Philip Muehe (Directing Apprentice): My first show here at the Commonweal was The Philadelphia Story. I was an intern at the time and was serving as the Asst. Stage Manager. Carolyn, the Stage Manager at the time went out of town so I got to run 2 previews, one being County Free Night which was completely sold out. Anyway, Hal was giving the pre-show speech and from the booth I realized the coffee table on the set was behind the sofa rather than the typical position in front of the sofa. I awkwardly walked down the stairs with every one watching and wondering what I was doing and moved it back to it’s proper place. I was completely mortified, but Hal visited me in the booth and we had a good laugh about it. That always helps!
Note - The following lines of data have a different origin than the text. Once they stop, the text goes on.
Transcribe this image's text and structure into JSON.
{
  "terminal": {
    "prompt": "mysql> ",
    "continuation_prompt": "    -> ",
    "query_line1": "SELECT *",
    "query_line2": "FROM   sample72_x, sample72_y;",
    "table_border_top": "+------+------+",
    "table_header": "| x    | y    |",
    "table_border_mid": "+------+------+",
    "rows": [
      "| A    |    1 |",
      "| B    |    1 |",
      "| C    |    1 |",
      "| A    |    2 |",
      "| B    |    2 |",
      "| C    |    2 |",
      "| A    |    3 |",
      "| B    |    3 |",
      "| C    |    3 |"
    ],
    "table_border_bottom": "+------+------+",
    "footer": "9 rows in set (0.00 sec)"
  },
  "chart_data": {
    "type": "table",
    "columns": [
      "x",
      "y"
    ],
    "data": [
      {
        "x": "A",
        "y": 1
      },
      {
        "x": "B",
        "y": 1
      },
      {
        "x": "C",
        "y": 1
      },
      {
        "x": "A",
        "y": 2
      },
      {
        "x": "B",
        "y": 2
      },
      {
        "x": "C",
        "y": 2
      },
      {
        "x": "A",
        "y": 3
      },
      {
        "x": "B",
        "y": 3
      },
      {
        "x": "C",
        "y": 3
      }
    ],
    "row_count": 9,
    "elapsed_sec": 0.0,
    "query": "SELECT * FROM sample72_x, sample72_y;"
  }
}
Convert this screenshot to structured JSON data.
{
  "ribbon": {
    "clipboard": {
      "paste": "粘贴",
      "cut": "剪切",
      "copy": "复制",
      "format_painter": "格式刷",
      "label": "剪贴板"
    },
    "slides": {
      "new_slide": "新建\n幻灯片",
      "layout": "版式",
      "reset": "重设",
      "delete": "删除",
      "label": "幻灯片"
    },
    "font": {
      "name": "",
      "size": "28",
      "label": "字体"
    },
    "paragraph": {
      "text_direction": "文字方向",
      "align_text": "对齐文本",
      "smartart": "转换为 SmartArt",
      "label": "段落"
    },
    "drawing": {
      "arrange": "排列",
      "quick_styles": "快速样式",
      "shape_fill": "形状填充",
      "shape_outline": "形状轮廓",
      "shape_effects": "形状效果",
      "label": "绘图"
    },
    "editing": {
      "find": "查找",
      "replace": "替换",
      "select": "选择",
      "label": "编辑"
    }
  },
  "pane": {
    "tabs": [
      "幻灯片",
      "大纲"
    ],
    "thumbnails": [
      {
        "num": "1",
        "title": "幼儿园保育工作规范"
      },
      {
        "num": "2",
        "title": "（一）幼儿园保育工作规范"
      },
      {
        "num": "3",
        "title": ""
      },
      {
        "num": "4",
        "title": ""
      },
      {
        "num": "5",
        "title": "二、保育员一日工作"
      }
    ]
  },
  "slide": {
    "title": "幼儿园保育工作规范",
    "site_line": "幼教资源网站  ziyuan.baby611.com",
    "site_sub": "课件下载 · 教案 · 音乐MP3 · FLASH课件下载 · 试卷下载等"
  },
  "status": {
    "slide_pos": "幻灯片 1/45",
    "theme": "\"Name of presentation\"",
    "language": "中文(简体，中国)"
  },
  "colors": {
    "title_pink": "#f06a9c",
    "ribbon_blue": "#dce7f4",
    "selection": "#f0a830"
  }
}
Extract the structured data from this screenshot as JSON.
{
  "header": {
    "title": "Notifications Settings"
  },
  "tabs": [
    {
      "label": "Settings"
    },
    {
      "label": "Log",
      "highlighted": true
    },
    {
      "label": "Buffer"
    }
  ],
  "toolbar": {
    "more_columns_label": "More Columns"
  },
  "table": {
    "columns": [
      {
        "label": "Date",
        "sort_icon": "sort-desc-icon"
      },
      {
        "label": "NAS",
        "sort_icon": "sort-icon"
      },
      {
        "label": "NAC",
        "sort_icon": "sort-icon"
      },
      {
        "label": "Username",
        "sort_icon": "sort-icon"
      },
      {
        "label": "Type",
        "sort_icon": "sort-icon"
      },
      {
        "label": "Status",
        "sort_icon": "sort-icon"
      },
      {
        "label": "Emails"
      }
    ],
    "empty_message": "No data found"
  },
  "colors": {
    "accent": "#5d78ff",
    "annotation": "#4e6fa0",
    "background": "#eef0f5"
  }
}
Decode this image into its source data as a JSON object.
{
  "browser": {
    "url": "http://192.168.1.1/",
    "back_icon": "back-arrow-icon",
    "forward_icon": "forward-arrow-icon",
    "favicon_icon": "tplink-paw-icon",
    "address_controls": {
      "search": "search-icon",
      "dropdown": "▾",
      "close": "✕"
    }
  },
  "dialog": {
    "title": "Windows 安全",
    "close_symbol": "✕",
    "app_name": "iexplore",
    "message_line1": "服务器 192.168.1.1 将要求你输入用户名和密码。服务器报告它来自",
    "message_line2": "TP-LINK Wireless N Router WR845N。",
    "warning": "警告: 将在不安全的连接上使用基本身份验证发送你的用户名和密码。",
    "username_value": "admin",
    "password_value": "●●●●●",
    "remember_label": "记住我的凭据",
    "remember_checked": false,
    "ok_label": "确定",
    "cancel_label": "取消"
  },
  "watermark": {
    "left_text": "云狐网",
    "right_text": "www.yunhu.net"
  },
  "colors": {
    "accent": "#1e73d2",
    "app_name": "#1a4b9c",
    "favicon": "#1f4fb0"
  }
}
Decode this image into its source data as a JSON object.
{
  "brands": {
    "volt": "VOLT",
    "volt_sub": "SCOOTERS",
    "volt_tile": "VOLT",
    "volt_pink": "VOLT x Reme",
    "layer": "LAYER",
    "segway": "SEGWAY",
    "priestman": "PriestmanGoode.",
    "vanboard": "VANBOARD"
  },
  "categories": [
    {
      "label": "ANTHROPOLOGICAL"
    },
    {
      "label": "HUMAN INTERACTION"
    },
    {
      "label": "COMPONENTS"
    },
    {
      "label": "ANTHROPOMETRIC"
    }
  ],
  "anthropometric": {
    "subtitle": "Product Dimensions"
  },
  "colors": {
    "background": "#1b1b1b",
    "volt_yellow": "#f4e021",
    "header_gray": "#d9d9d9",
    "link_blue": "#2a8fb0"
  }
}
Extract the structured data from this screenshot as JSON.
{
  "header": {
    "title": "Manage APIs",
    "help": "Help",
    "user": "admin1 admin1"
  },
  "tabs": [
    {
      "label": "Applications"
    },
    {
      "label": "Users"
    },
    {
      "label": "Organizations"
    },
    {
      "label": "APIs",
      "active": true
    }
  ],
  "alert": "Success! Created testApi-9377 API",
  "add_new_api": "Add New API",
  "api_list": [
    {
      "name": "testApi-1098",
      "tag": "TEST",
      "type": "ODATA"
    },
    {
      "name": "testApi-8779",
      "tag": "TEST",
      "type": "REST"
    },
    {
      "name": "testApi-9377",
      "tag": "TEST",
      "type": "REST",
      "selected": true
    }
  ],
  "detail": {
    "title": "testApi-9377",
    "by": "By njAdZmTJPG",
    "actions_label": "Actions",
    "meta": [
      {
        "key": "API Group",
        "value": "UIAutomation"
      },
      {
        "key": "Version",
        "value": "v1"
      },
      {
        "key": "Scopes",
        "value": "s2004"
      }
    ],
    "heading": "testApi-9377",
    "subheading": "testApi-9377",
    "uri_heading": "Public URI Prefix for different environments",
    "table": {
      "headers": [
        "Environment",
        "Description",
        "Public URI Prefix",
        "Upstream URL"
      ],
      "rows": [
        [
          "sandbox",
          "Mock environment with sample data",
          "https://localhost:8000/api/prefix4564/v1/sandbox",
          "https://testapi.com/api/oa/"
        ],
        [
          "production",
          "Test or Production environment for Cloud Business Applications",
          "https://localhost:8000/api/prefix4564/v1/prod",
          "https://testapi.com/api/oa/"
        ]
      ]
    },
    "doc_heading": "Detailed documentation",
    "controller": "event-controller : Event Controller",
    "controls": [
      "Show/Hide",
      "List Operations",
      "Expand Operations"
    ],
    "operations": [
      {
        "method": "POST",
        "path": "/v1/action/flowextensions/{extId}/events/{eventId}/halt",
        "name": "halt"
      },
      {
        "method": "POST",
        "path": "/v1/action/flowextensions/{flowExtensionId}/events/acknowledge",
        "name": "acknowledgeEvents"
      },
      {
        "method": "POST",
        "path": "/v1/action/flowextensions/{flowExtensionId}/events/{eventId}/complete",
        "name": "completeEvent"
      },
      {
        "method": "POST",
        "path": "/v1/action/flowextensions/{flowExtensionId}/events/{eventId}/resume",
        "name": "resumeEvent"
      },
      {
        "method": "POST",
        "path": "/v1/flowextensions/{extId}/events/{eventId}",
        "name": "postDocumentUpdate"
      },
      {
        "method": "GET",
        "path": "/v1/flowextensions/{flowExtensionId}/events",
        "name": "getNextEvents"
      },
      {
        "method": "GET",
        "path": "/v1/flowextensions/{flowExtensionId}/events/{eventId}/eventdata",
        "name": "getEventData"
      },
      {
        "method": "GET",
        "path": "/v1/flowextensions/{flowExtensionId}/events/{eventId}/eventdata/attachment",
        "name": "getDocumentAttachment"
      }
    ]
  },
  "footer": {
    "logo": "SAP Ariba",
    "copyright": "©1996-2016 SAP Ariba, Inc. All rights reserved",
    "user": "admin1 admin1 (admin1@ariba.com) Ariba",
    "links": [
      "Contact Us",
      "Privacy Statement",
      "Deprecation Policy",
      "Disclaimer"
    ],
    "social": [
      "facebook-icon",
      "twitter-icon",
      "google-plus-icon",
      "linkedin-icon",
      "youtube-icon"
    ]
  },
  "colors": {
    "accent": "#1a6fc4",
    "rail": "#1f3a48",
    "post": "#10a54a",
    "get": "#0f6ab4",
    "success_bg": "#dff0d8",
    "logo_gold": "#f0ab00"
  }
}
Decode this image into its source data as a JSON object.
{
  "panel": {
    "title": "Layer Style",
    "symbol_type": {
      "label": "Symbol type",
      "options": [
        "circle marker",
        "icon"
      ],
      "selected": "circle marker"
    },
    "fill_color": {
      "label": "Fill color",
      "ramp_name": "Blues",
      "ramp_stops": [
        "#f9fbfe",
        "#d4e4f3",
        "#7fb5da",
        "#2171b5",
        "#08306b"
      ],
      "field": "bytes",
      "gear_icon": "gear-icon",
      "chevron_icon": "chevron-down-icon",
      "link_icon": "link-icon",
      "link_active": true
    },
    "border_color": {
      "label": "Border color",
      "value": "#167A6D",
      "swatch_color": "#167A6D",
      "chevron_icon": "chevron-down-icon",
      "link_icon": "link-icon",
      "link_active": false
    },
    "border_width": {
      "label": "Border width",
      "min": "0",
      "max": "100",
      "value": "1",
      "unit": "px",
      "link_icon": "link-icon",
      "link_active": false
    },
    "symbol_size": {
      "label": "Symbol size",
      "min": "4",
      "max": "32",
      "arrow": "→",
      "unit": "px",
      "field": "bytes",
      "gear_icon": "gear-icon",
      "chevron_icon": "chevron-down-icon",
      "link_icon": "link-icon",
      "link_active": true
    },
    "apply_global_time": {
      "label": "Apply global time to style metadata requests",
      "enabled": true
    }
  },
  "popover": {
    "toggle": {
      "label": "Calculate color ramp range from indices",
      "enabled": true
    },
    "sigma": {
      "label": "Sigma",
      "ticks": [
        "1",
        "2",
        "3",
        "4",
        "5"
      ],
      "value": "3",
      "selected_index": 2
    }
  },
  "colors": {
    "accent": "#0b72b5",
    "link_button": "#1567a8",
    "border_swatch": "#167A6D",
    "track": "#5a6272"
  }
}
Stef Dickens (Resident Ensemble): I should have realized when I joined the Commonweal in the cast of A Streetcar Named Desire in 2003 that it was foreshadowing for the slew of wacky, zany and unexpectedly numerous characters awaiting me in the future. I was an intern, and I played 3 roles in that production – the Nurse at the end who manhandles Blanche to take her to an asylum, the decrepit Mexican Woman, and a voice over of the character (as the script indicates) who is called “A Negro Woman”. I learned my own versatility and that there are no small parts, and still, to this day, we eerily quote: “Flooooorrrreeesss….Flooooorrreeeesss para los muertos….!!
Scott Dixon (Resident Ensemble): My first show at the Commonweal was the production of An Enemy of the People in 2001, directed by Kristen Underwood. One memory I have of the show is the night that Adrienne Sweeney was getting ready to make an entrance from offstage, grabbed the door handle and it came off in her hand! So, quickly, she dashes around to the other side of the set (which, in the old St Mane, was not that long a run) and made her entrance from the other side. For myself and the other actor onstage, however, it was quite a surprise to be expecting her to enter from the right and have her suddenly appear behind us. However, like the professionals we are, we stifled our giggles, and went on with the scene – with Adrienne holding on to the broken doorknob in her pocket!
Carla Joseph (Annual Member): My first show at the Commonweal was Little Shop of Horrors. My favorite part was that almost every night, the Ronnettes and I got to pick what dance moves that Stan Peal, aka Seymour, did during “Feed Me (Git It).” It was the last show, though, that we told him to surprise us and he did an amazing cartwheel! I’ll never ever forget that!
Gary Danciu (Annual Member): I came to the Commonweal as an apprentice in 2011, and my first production was the musical, Little Shop of Horrors. This show is pure entertainment and I love to sing, so it was a great show to be apart of as I began my time at the Commonweal. I played the sadistic dentist and it was a pleasure to go out and disturb people and their families for four months. That is the one thing I miss most.
What stroll down Commonweal first show memories would be complete without yours? Have a great memory of YOUR first show at the Commonweal? Share it here or email email@example.com.